*Items from an interface collection*.
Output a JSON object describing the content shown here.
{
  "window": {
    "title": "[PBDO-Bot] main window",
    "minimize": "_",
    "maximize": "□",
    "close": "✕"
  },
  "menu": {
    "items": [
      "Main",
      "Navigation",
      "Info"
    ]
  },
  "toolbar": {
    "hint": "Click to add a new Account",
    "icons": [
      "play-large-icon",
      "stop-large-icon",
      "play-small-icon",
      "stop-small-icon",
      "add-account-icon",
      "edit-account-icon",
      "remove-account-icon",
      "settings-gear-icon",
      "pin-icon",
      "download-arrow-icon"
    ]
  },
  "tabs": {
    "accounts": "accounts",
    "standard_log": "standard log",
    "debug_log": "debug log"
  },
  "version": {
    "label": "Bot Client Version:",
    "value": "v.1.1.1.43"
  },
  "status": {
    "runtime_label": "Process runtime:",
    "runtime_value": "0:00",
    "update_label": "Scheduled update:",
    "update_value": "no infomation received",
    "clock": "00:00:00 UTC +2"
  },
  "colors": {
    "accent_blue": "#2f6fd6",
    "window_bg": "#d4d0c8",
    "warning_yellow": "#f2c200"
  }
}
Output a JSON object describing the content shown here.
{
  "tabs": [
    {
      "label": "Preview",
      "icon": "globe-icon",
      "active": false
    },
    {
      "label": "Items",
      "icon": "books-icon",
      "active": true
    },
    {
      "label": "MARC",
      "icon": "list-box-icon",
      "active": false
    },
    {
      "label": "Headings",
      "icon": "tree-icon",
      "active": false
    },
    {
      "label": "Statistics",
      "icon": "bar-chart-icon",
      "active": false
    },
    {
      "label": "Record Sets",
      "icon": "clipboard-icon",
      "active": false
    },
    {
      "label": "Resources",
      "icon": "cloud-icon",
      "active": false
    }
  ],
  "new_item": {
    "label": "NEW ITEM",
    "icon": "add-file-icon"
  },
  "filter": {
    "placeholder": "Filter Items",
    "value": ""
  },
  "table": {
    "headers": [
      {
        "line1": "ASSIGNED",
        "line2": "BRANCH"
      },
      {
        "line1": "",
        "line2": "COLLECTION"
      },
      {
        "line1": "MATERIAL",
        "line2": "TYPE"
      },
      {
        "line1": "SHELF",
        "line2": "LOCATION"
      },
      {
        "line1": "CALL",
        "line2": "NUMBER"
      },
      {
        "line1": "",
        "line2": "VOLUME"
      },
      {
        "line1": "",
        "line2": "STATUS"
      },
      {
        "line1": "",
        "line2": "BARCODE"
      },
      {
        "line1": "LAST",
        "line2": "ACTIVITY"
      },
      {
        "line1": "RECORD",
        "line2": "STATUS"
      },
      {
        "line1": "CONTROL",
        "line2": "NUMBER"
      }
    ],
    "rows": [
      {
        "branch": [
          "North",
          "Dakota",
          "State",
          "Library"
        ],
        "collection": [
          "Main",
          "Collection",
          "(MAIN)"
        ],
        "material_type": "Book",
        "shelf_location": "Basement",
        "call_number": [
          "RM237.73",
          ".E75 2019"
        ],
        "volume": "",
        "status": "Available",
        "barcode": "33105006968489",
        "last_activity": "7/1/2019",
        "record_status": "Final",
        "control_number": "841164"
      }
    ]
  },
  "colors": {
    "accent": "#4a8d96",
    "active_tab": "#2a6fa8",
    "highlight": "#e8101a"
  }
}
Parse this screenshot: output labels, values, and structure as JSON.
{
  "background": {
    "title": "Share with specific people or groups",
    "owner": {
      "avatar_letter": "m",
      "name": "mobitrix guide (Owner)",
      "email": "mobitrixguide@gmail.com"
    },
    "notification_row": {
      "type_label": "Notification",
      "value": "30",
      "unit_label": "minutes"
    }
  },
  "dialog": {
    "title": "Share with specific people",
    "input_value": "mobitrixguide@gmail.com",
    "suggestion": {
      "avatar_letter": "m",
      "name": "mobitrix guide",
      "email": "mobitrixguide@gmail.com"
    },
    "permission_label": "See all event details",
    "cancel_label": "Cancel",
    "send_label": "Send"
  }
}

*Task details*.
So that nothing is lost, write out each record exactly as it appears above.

*Output*.
Output a JSON object describing the content shown here.
{
  "window": {
    "title": "[PBDO-Bot] main window",
    "minimize": "_",
    "maximize": "□",
    "close": "✕"
  },
  "menu": {
    "items": [
      "Main",
      "Navigation",
      "Info"
    ]
  },
  "toolbar": {
    "hint": "Click to add a new Account",
    "icons": [
      "play-large-icon",
      "stop-large-icon",
      "play-small-icon",
      "stop-small-icon",
      "add-account-icon",
      "edit-account-icon",
      "remove-account-icon",
      "settings-gear-icon",
      "pin-icon",
      "download-arrow-icon"
    ]
  },
  "tabs": {
    "accounts": "accounts",
    "standard_log": "standard log",
    "debug_log": "debug log"
  },
  "version": {
    "label": "Bot Client Version:",
    "value": "v.1.1.1.43"
  },
  "status": {
    "runtime_label": "Process runtime:",
    "runtime_value": "0:00",
    "update_label": "Scheduled update:",
    "update_value": "no infomation received",
    "clock": "00:00:00 UTC +2"
  },
  "colors": {
    "accent_blue": "#2f6fd6",
    "window_bg": "#d4d0c8",
    "warning_yellow": "#f2c200"
  }
}
Output a JSON object describing the content shown here.
{
  "tabs": [
    {
      "label": "Preview",
      "icon": "globe-icon",
      "active": false
    },
    {
      "label": "Items",
      "icon": "books-icon",
      "active": true
    },
    {
      "label": "MARC",
      "icon": "list-box-icon",
      "active": false
    },
    {
      "label": "Headings",
      "icon": "tree-icon",
      "active": false
    },
    {
      "label": "Statistics",
      "icon": "bar-chart-icon",
      "active": false
    },
    {
      "label": "Record Sets",
      "icon": "clipboard-icon",
      "active": false
    },
    {
      "label": "Resources",
      "icon": "cloud-icon",
      "active": false
    }
  ],
  "new_item": {
    "label": "NEW ITEM",
    "icon": "add-file-icon"
  },
  "filter": {
    "placeholder": "Filter Items",
    "value": ""
  },
  "table": {
    "headers": [
      {
        "line1": "ASSIGNED",
        "line2": "BRANCH"
      },
      {
        "line1": "",
        "line2": "COLLECTION"
      },
      {
        "line1": "MATERIAL",
        "line2": "TYPE"
      },
      {
        "line1": "SHELF",
        "line2": "LOCATION"
      },
      {
        "line1": "CALL",
        "line2": "NUMBER"
      },
      {
        "line1": "",
        "line2": "VOLUME"
      },
      {
        "line1": "",
        "line2": "STATUS"
      },
      {
        "line1": "",
        "line2": "BARCODE"
      },
      {
        "line1": "LAST",
        "line2": "ACTIVITY"
      },
      {
        "line1": "RECORD",
        "line2": "STATUS"
      },
      {
        "line1": "CONTROL",
        "line2": "NUMBER"
      }
    ],
    "rows": [
      {
        "branch": [
          "North",
          "Dakota",
          "State",
          "Library"
        ],
        "collection": [
          "Main",
          "Collection",
          "(MAIN)"
        ],
        "material_type": "Book",
        "shelf_location": "Basement",
        "call_number": [
          "RM237.73",
          ".E75 2019"
        ],
        "volume": "",
        "status": "Available",
        "barcode": "33105006968489",
        "last_activity": "7/1/2019",
        "record_status": "Final",
        "control_number": "841164"
      }
    ]
  },
  "colors": {
    "accent": "#4a8d96",
    "active_tab": "#2a6fa8",
    "highlight": "#e8101a"
  }
}
Parse this screenshot: output labels, values, and structure as JSON.
{
  "background": {
    "title": "Share with specific people or groups",
    "owner": {
      "avatar_letter": "m",
      "name": "mobitrix guide (Owner)",
      "email": "mobitrixguide@gmail.com"
    },
    "notification_row": {
      "type_label": "Notification",
      "value": "30",
      "unit_label": "minutes"
    }
  },
  "dialog": {
    "title": "Share with specific people",
    "input_value": "mobitrixguide@gmail.com",
    "suggestion": {
      "avatar_letter": "m",
      "name": "mobitrix guide",
      "email": "mobitrixguide@gmail.com"
    },
    "permission_label": "See all event details",
    "cancel_label": "Cancel",
    "send_label": "Send"
  }
}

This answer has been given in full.